Replication is also vital for the prevention of failures, helps organizations to have more than one copy of data, and is an invaluable aspect of the ubiquitous, simultaneous user access the Cloud provides. Certain platforms (such as Cloudant) can effectively save copies of changes that were made to data, so that regardless of who is accessing it via the Cloud, users are assured of utilizing the most recent copies of data:
“One of the great things about Cloudant is all of the replicas of the data can not only be read, but can be written to as well,” IBM Fellow, Chief Technology Officer Cloud and PureApplication Jason McGee said. “So, you’re not bottlenecking on one point that’s able to update the information. You can do that from anywhere you want.”
Because of the ubiquity of accessibility and availability of the Cloud, questions of security have frequently accompanied its deployments. However, the unique infrastructure of the Cloud actually presents an opportunity to refresh security procedures and to make them as flexible and agile as certain applications. Instead of taking a reactionary approach to security and implementing measures to protect instances of breach after they have occurred, Cloud-based security largely evolves as applications and business processes do. The difference is the manual approach in the on-premise environment versus the automated approaches of the Cloud, which present greater standardization for security and are less static than the former is. Pivotal differences between Cloud and on-premise security typically include:

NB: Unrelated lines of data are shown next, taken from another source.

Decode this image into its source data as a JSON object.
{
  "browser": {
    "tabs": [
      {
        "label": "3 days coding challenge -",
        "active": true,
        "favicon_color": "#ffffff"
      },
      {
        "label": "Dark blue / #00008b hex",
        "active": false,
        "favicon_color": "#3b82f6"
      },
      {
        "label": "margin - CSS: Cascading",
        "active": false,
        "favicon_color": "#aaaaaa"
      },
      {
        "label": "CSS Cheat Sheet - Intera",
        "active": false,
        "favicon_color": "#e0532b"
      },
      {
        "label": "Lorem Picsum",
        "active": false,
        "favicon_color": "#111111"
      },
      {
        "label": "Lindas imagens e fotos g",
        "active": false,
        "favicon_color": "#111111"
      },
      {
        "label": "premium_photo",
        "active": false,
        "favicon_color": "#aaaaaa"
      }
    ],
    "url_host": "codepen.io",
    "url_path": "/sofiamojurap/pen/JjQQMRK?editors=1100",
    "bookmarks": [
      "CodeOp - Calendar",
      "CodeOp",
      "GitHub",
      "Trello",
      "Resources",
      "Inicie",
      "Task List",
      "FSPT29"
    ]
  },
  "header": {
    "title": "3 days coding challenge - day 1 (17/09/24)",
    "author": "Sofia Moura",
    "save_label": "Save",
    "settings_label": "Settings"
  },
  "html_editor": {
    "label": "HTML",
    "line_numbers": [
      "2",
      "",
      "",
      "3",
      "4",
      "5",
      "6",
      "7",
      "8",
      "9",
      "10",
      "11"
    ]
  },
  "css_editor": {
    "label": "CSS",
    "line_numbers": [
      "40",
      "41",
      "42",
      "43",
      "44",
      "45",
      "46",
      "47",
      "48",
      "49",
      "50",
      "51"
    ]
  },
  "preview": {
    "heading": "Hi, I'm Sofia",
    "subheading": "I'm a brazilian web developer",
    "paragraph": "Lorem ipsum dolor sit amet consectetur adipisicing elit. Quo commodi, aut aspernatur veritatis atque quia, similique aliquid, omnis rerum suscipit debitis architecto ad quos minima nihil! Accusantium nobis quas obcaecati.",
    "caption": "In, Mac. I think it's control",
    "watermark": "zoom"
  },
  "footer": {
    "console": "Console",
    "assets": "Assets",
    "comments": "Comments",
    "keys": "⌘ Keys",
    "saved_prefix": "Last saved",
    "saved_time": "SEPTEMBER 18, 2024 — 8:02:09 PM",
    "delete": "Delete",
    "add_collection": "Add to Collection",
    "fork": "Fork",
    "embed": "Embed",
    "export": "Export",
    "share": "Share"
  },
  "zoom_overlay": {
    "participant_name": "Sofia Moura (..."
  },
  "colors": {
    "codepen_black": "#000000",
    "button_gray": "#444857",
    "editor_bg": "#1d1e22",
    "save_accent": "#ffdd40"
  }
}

- A greater focus on access: Most on-premise security is focused on the periphery and entrance points. Security that restricts Cloud access, however, is focused on all the different layers of an application—not just its entry points.
- Visibility: A number of modern security measures and tools specifically for the Cloud provide visibility layers in which IT personnel can see who is utilizing what data for what purpose, and regulate access accordingly.
- Protection: Certain online security platforms can help to reduce instances in phishing and phone fraud by analyzing data and determining the patterns of attackers to provide more proactive security that can ultimately function as a deterrent.
“We worked with an automaker who was able to simplify how their customers were able to log into their applications by connecting their existing social identities (on places like Facebook and Twitter and Google and other places) to access their applications. So they were able to both protect and manage access to the data that they cared about and provide a simplified experience for their clients.”
The power of Cloud Computing is formidable and is regularly used to enhance most other facets of Data Management. The sort of ubiquitous analytics it provides for sporting events and retail can easily apply to other industries. It effectively functions as a platform to integrate and improve some of the most relevant technologies in the data landscape today. Finally, its impact on data replication and security hint at the way in which it is actually transforming the way organizations are able to conduct business, by provisioning continuous access to data and shifting security paradigms to better align with overall agile processes.